What is a broker?[edit]

In general, a broker is an independent agent used extensively in some industries. A broker's prime responsibility is to bring sellers and buyers together and thus a broker is the third-person facilitator between a buyer and a seller. An example would be a real estate broker who facilitates the sale of a property.[1]

Brokers also can furnish market information regarding prices, products, and market conditions. Brokers may represent either the seller (90% of the time) or the buyer (10%) but not both at the same time. An example would be a stockbroker, who makes the sale or purchase of securities on behalf of his client. Brokers play a huge role in the sale of stocks, bonds, and other financial services.[1]
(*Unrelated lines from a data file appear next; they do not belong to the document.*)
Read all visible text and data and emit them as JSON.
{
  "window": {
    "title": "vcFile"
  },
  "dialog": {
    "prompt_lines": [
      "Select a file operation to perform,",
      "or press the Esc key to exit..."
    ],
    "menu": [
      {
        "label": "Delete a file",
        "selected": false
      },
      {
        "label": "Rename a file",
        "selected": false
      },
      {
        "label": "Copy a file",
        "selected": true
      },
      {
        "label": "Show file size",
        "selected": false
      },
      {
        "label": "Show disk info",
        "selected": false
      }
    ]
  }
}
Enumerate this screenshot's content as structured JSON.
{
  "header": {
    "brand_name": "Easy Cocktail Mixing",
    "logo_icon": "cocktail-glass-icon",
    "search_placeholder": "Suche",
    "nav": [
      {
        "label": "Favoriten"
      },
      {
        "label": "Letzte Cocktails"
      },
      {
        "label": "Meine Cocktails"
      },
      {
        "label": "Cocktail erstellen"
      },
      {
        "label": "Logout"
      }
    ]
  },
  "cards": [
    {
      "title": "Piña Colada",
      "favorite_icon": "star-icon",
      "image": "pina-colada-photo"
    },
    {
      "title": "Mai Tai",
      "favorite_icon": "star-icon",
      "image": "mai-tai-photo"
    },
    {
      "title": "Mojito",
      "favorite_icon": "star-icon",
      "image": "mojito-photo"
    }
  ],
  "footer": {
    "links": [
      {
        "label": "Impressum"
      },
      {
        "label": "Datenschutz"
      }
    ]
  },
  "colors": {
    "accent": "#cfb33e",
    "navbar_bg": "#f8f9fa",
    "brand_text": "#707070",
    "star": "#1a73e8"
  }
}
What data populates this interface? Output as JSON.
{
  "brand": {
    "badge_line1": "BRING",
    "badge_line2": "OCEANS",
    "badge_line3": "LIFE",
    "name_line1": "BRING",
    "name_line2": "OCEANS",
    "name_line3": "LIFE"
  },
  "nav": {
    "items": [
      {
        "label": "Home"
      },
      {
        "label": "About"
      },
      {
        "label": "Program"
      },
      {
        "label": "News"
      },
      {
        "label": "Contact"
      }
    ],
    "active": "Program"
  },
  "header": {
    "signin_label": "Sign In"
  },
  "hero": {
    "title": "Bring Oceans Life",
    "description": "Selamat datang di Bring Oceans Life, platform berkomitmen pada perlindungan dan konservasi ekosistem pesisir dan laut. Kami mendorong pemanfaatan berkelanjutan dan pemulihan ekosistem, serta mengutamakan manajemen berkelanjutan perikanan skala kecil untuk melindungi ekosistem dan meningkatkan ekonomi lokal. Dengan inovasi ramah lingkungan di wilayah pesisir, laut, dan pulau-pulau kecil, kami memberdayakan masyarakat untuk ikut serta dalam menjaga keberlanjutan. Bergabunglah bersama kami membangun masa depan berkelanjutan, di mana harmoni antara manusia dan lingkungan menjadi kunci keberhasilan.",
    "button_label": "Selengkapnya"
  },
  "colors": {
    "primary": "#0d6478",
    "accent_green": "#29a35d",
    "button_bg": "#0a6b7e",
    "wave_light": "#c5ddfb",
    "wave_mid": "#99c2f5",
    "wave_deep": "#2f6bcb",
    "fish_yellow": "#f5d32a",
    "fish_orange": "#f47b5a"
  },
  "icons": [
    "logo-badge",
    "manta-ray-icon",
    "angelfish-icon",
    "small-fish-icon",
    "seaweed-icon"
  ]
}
There are advantages to using a broker. First, they know their market and have already established relations with prospective accounts. Brokers have the tools and resources to reach the largest possible base of buyers. They then screen these potential buyers for revenue that would support the potential acquisition. An individual producer, on the other hand, especially one new in the market, probably will not have the same access to customers as a broker. Another benefit of using a broker is cost—they might be cheaper in smaller markets, with smaller accounts, or with a limited line of products.[1]

Before hiring a broker, it may be considered prudent to research the requirements relating to someone using the title. Some titles, such as Real Estate Brokers, often have strict state requirements for using the term, while others, such as Aircraft Brokers, typically have no formal licensing or training requirements.[2]

Etymology[edit]

The word "broker" derives from Old French broceur "small trader", of uncertain origin, but possibly from Old French brocheor meaning "wine retailer", which comes from the verb brochier, or "to broach (a keg)".[3]

Types of brokers[edit]

References[edit]

  1. ^ a b c d Spiro, Rosann L., William J. Stanton, and Gregory A. Rich. Management of a Sales Force. 12th ed. Boston: McGraw-Hill/Irwin, 2003
  2. ^ "International Certified Aircraft Sales Professionals". ICASP.org. International Certified Aircraft Sales Professionals. Retrieved 2013-05-27. 
  3. ^ Harper, Douglas. "broker". Online Etymology Dictionary. Retrieved 2010-04-10. 
  4. ^ http://www.wassenaar.org/guidelines/docs/Elts_for_effective_legislation_on_arms_brokering.pdf